DATA TO PROCESS:
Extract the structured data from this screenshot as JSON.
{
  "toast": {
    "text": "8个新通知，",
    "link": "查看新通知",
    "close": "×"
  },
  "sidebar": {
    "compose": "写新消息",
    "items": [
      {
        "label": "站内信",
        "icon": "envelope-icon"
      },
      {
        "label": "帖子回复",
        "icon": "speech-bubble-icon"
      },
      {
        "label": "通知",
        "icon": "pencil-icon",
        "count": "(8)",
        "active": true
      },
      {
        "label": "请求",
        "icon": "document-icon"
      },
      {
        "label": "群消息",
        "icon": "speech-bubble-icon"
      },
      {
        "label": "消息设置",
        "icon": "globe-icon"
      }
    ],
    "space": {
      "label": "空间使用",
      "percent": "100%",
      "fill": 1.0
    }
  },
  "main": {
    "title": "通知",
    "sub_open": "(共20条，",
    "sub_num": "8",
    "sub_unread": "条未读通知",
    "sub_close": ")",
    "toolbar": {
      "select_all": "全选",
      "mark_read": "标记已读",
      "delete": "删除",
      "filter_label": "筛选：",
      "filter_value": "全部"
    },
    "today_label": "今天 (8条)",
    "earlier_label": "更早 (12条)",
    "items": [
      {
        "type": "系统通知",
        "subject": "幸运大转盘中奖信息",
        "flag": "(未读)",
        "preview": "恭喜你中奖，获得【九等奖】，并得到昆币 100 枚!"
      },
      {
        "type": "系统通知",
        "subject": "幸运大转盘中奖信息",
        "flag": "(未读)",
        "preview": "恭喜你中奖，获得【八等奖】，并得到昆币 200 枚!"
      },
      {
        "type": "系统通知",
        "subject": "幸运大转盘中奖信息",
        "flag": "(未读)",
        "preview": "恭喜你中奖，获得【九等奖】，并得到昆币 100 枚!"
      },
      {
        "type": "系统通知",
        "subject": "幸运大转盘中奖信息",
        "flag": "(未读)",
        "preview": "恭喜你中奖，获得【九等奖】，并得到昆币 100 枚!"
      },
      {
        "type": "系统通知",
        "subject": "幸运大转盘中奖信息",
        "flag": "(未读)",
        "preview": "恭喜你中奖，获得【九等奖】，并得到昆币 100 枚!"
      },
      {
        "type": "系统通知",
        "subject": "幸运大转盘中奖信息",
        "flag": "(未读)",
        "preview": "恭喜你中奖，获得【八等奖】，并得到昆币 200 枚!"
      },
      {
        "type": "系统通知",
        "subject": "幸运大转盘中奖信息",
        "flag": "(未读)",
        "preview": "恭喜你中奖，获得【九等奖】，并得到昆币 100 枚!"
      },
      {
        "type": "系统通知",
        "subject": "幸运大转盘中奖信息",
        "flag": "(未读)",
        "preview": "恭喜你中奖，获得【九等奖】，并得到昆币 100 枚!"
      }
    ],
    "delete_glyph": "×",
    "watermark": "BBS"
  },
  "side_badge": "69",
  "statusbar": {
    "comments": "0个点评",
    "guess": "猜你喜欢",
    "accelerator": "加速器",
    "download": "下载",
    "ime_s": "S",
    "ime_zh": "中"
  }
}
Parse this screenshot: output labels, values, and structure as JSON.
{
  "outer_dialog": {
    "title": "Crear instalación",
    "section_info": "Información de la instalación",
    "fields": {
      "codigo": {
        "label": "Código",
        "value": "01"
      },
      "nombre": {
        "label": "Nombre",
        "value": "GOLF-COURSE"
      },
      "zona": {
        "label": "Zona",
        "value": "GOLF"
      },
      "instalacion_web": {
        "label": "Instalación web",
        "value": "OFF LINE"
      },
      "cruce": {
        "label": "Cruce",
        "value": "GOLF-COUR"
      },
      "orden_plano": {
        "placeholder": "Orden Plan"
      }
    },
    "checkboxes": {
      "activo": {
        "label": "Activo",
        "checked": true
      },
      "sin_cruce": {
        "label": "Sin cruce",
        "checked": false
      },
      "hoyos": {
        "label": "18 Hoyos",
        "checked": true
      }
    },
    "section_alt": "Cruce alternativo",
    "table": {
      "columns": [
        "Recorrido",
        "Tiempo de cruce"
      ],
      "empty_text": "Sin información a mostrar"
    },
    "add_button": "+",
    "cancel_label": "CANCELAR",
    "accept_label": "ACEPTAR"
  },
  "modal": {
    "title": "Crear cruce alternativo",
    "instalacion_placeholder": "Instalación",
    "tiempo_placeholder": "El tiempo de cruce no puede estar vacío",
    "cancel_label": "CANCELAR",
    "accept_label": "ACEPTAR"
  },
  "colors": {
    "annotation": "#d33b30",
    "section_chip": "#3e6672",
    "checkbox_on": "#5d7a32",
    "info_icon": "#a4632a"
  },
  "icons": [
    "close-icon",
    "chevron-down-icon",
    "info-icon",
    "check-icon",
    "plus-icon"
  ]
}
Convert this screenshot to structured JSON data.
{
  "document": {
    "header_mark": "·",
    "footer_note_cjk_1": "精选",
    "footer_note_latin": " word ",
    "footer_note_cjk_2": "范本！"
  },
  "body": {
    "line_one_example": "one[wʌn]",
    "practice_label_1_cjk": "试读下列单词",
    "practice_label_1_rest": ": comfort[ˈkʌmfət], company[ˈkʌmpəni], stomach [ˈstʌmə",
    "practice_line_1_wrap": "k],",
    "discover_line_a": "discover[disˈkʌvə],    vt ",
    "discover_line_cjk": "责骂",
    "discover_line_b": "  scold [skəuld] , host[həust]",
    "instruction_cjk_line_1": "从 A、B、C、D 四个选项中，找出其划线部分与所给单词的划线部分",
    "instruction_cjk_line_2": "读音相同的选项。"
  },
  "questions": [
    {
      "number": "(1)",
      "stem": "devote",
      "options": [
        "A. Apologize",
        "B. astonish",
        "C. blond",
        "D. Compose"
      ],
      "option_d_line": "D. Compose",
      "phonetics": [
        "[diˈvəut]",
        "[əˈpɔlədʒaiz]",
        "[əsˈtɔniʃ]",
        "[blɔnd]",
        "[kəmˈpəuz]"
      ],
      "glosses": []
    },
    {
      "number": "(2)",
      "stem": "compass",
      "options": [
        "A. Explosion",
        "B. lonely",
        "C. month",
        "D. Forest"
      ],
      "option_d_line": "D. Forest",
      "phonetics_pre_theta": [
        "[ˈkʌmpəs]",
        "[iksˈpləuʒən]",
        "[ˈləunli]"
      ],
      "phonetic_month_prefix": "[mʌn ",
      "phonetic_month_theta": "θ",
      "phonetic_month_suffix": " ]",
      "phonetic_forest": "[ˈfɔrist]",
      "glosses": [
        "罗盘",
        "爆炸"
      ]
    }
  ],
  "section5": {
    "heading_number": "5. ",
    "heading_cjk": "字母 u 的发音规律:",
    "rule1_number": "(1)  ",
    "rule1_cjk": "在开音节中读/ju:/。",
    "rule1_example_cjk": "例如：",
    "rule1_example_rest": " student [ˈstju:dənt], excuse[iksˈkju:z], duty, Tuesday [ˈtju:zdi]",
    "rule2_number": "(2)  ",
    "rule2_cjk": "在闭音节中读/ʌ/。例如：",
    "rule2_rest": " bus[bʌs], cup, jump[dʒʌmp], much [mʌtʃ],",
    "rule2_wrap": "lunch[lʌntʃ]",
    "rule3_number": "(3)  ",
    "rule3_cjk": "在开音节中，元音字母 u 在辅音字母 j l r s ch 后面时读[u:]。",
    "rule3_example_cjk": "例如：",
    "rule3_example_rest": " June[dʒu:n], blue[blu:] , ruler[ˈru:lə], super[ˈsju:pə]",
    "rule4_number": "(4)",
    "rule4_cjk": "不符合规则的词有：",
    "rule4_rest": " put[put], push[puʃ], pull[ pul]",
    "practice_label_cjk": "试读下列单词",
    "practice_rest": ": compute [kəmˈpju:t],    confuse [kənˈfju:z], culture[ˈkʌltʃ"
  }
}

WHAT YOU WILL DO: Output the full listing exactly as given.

EXERCISE OUTPUT:
Extract the structured data from this screenshot as JSON.
{
  "toast": {
    "text": "8个新通知，",
    "link": "查看新通知",
    "close": "×"
  },
  "sidebar": {
    "compose": "写新消息",
    "items": [
      {
        "label": "站内信",
        "icon": "envelope-icon"
      },
      {
        "label": "帖子回复",
        "icon": "speech-bubble-icon"
      },
      {
        "label": "通知",
        "icon": "pencil-icon",
        "count": "(8)",
        "active": true
      },
      {
        "label": "请求",
        "icon": "document-icon"
      },
      {
        "label": "群消息",
        "icon": "speech-bubble-icon"
      },
      {
        "label": "消息设置",
        "icon": "globe-icon"
      }
    ],
    "space": {
      "label": "空间使用",
      "percent": "100%",
      "fill": 1.0
    }
  },
  "main": {
    "title": "通知",
    "sub_open": "(共20条，",
    "sub_num": "8",
    "sub_unread": "条未读通知",
    "sub_close": ")",
    "toolbar": {
      "select_all": "全选",
      "mark_read": "标记已读",
      "delete": "删除",
      "filter_label": "筛选：",
      "filter_value": "全部"
    },
    "today_label": "今天 (8条)",
    "earlier_label": "更早 (12条)",
    "items": [
      {
        "type": "系统通知",
        "subject": "幸运大转盘中奖信息",
        "flag": "(未读)",
        "preview": "恭喜你中奖，获得【九等奖】，并得到昆币 100 枚!"
      },
      {
        "type": "系统通知",
        "subject": "幸运大转盘中奖信息",
        "flag": "(未读)",
        "preview": "恭喜你中奖，获得【八等奖】，并得到昆币 200 枚!"
      },
      {
        "type": "系统通知",
        "subject": "幸运大转盘中奖信息",
        "flag": "(未读)",
        "preview": "恭喜你中奖，获得【九等奖】，并得到昆币 100 枚!"
      },
      {
        "type": "系统通知",
        "subject": "幸运大转盘中奖信息",
        "flag": "(未读)",
        "preview": "恭喜你中奖，获得【九等奖】，并得到昆币 100 枚!"
      },
      {
        "type": "系统通知",
        "subject": "幸运大转盘中奖信息",
        "flag": "(未读)",
        "preview": "恭喜你中奖，获得【九等奖】，并得到昆币 100 枚!"
      },
      {
        "type": "系统通知",
        "subject": "幸运大转盘中奖信息",
        "flag": "(未读)",
        "preview": "恭喜你中奖，获得【八等奖】，并得到昆币 200 枚!"
      },
      {
        "type": "系统通知",
        "subject": "幸运大转盘中奖信息",
        "flag": "(未读)",
        "preview": "恭喜你中奖，获得【九等奖】，并得到昆币 100 枚!"
      },
      {
        "type": "系统通知",
        "subject": "幸运大转盘中奖信息",
        "flag": "(未读)",
        "preview": "恭喜你中奖，获得【九等奖】，并得到昆币 100 枚!"
      }
    ],
    "delete_glyph": "×",
    "watermark": "BBS"
  },
  "side_badge": "69",
  "statusbar": {
    "comments": "0个点评",
    "guess": "猜你喜欢",
    "accelerator": "加速器",
    "download": "下载",
    "ime_s": "S",
    "ime_zh": "中"
  }
}
Parse this screenshot: output labels, values, and structure as JSON.
{
  "outer_dialog": {
    "title": "Crear instalación",
    "section_info": "Información de la instalación",
    "fields": {
      "codigo": {
        "label": "Código",
        "value": "01"
      },
      "nombre": {
        "label": "Nombre",
        "value": "GOLF-COURSE"
      },
      "zona": {
        "label": "Zona",
        "value": "GOLF"
      },
      "instalacion_web": {
        "label": "Instalación web",
        "value": "OFF LINE"
      },
      "cruce": {
        "label": "Cruce",
        "value": "GOLF-COUR"
      },
      "orden_plano": {
        "placeholder": "Orden Plan"
      }
    },
    "checkboxes": {
      "activo": {
        "label": "Activo",
        "checked": true
      },
      "sin_cruce": {
        "label": "Sin cruce",
        "checked": false
      },
      "hoyos": {
        "label": "18 Hoyos",
        "checked": true
      }
    },
    "section_alt": "Cruce alternativo",
    "table": {
      "columns": [
        "Recorrido",
        "Tiempo de cruce"
      ],
      "empty_text": "Sin información a mostrar"
    },
    "add_button": "+",
    "cancel_label": "CANCELAR",
    "accept_label": "ACEPTAR"
  },
  "modal": {
    "title": "Crear cruce alternativo",
    "instalacion_placeholder": "Instalación",
    "tiempo_placeholder": "El tiempo de cruce no puede estar vacío",
    "cancel_label": "CANCELAR",
    "accept_label": "ACEPTAR"
  },
  "colors": {
    "annotation": "#d33b30",
    "section_chip": "#3e6672",
    "checkbox_on": "#5d7a32",
    "info_icon": "#a4632a"
  },
  "icons": [
    "close-icon",
    "chevron-down-icon",
    "info-icon",
    "check-icon",
    "plus-icon"
  ]
}
Convert this screenshot to structured JSON data.
{
  "document": {
    "header_mark": "·",
    "footer_note_cjk_1": "精选",
    "footer_note_latin": " word ",
    "footer_note_cjk_2": "范本！"
  },
  "body": {
    "line_one_example": "one[wʌn]",
    "practice_label_1_cjk": "试读下列单词",
    "practice_label_1_rest": ": comfort[ˈkʌmfət], company[ˈkʌmpəni], stomach [ˈstʌmə",
    "practice_line_1_wrap": "k],",
    "discover_line_a": "discover[disˈkʌvə],    vt ",
    "discover_line_cjk": "责骂",
    "discover_line_b": "  scold [skəuld] , host[həust]",
    "instruction_cjk_line_1": "从 A、B、C、D 四个选项中，找出其划线部分与所给单词的划线部分",
    "instruction_cjk_line_2": "读音相同的选项。"
  },
  "questions": [
    {
      "number": "(1)",
      "stem": "devote",
      "options": [
        "A. Apologize",
        "B. astonish",
        "C. blond",
        "D. Compose"
      ],
      "option_d_line": "D. Compose",
      "phonetics": [
        "[diˈvəut]",
        "[əˈpɔlədʒaiz]",
        "[əsˈtɔniʃ]",
        "[blɔnd]",
        "[kəmˈpəuz]"
      ],
      "glosses": []
    },
    {
      "number": "(2)",
      "stem": "compass",
      "options": [
        "A. Explosion",
        "B. lonely",
        "C. month",
        "D. Forest"
      ],
      "option_d_line": "D. Forest",
      "phonetics_pre_theta": [
        "[ˈkʌmpəs]",
        "[iksˈpləuʒən]",
        "[ˈləunli]"
      ],
      "phonetic_month_prefix": "[mʌn ",
      "phonetic_month_theta": "θ",
      "phonetic_month_suffix": " ]",
      "phonetic_forest": "[ˈfɔrist]",
      "glosses": [
        "罗盘",
        "爆炸"
      ]
    }
  ],
  "section5": {
    "heading_number": "5. ",
    "heading_cjk": "字母 u 的发音规律:",
    "rule1_number": "(1)  ",
    "rule1_cjk": "在开音节中读/ju:/。",
    "rule1_example_cjk": "例如：",
    "rule1_example_rest": " student [ˈstju:dənt], excuse[iksˈkju:z], duty, Tuesday [ˈtju:zdi]",
    "rule2_number": "(2)  ",
    "rule2_cjk": "在闭音节中读/ʌ/。例如：",
    "rule2_rest": " bus[bʌs], cup, jump[dʒʌmp], much [mʌtʃ],",
    "rule2_wrap": "lunch[lʌntʃ]",
    "rule3_number": "(3)  ",
    "rule3_cjk": "在开音节中，元音字母 u 在辅音字母 j l r s ch 后面时读[u:]。",
    "rule3_example_cjk": "例如：",
    "rule3_example_rest": " June[dʒu:n], blue[blu:] , ruler[ˈru:lə], super[ˈsju:pə]",
    "rule4_number": "(4)",
    "rule4_cjk": "不符合规则的词有：",
    "rule4_rest": " put[put], push[puʃ], pull[ pul]",
    "practice_label_cjk": "试读下列单词",
    "practice_rest": ": compute [kəmˈpju:t],    confuse [kənˈfju:z], culture[ˈkʌltʃ"
  }
}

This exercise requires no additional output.